Teratogenicity studies with L Menthol were conducted in rats, mice, hamsters and rabbits (FDA,1973). In all four developmental toxicity studies, maternally toxic dose levels were not used. For Wistar rats the doses of 2.18, 10.15, 47.05 and 218.0 mg/kg bw/day were administered by gavage from gestation day 6 to 15. There was no maternal toxicity and fetotoxicity determined . Therefore the NOEL derived for maternal and fetal toxicity and teratogenicity in rats can be determined as 218.0 mg/kg bw/day. For CD-1 Mice the doses of 1.85, 8.59, 39.9 and 185.0 mg/kg bw/day were administered from gestation day 6 to 15. There was no maternal toxicity and fetotoxicity determined. The NOEL derived for maternal and fetal toxicity and teratogenicity was 185.0 mg/kg bw/day.
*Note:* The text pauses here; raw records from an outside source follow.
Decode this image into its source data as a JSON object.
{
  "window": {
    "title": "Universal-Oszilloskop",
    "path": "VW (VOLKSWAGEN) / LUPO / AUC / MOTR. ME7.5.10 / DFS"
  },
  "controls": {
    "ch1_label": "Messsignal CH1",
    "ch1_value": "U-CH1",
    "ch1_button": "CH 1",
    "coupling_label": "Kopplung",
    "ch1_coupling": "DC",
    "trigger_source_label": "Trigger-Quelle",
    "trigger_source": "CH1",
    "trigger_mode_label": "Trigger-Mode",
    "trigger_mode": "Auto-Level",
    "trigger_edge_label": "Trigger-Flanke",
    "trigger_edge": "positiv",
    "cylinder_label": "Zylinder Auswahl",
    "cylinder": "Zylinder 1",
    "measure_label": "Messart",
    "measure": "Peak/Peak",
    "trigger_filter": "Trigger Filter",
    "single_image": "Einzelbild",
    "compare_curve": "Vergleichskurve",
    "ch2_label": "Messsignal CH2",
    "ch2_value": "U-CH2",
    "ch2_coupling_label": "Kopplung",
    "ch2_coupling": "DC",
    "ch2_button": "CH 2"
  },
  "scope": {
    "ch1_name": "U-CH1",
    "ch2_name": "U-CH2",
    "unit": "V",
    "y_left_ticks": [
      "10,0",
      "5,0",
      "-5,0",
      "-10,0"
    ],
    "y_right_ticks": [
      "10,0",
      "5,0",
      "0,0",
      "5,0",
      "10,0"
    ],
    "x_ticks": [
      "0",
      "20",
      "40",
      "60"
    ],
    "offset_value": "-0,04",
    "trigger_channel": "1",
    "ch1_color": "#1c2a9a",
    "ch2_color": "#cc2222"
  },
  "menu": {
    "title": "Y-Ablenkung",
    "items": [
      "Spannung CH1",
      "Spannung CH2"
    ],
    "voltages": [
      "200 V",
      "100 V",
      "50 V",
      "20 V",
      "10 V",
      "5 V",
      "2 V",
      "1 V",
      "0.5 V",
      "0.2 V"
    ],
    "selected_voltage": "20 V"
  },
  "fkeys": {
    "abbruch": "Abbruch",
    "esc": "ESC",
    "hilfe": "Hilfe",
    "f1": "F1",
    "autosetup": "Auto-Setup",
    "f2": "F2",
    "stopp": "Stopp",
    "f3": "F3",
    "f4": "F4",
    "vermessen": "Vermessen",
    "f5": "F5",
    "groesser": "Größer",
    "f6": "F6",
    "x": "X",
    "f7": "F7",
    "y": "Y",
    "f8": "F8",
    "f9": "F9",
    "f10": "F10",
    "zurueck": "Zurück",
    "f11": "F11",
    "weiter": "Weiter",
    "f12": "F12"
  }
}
For Dutch belted Rabbits the doses of 4.25, 19.75, 91.7 and 425.0 mg/kg bw/day were administered from gestation day 6 to 18. Few of the rabbits died or aborted before day 29 ( at 4.25 mg/kg bw/day 2 animals died on day 13 , at 19.75 mg/kg bw/d 3 animals died on day 13, at 91.7 mg/kg bw/d 1 animals died on day 11, at 425.0 mg/kg bw/day 4 animals died on day 14), however, these effects were not dose related and are not considered to be a consequence of test substance toxicity, but due to administration errors. There was no maternal toxicity and fetotoxicity determined. The NOEL derived for maternal and fetal toxicity and teratogenicity was therefore 425.0 mg/kg bw/day. For Syrian hamsters the doses of 4.05, 21.15, 98.2 and 405.0 mg/kg bw/day were administered during gestation days 6-10. There was no maternal toxicity and fetotoxicity. The NOEL for maternal and fetal toxicity and teratogenicity was therefore 405.0 mg/kg bw/day. Since only a NOEL for these 4 species could be derived and no developmental or fetotoxic effects were observed we can consider that L Menthol has no developmental toxicity and no teratogenic properties.

Justification for classification or non-classification

No changes were observed during the histopathological examinations of the reproductive organs of rats and mice in the combined repeated dose and 2 years carcinogenicity toxicity studies following exposure to the Menthol isomer mixture: DL Menthol.

The L Menthol has no developmental toxicity and no teratogenicty properties in well performed gavage studies in various species (rat, mouse, rabbit, hamster) at the highest dose of 185 (for mice) to 425 (for rabbits) mg/kg bw. Since we could only derived a NOEL for these 4 species we can consider that the L Menthol has no developmental or teratogenicity hazard.

The L Menthol should therefore not be classified either on reproduction toxicity or teratogenicity.

Additional information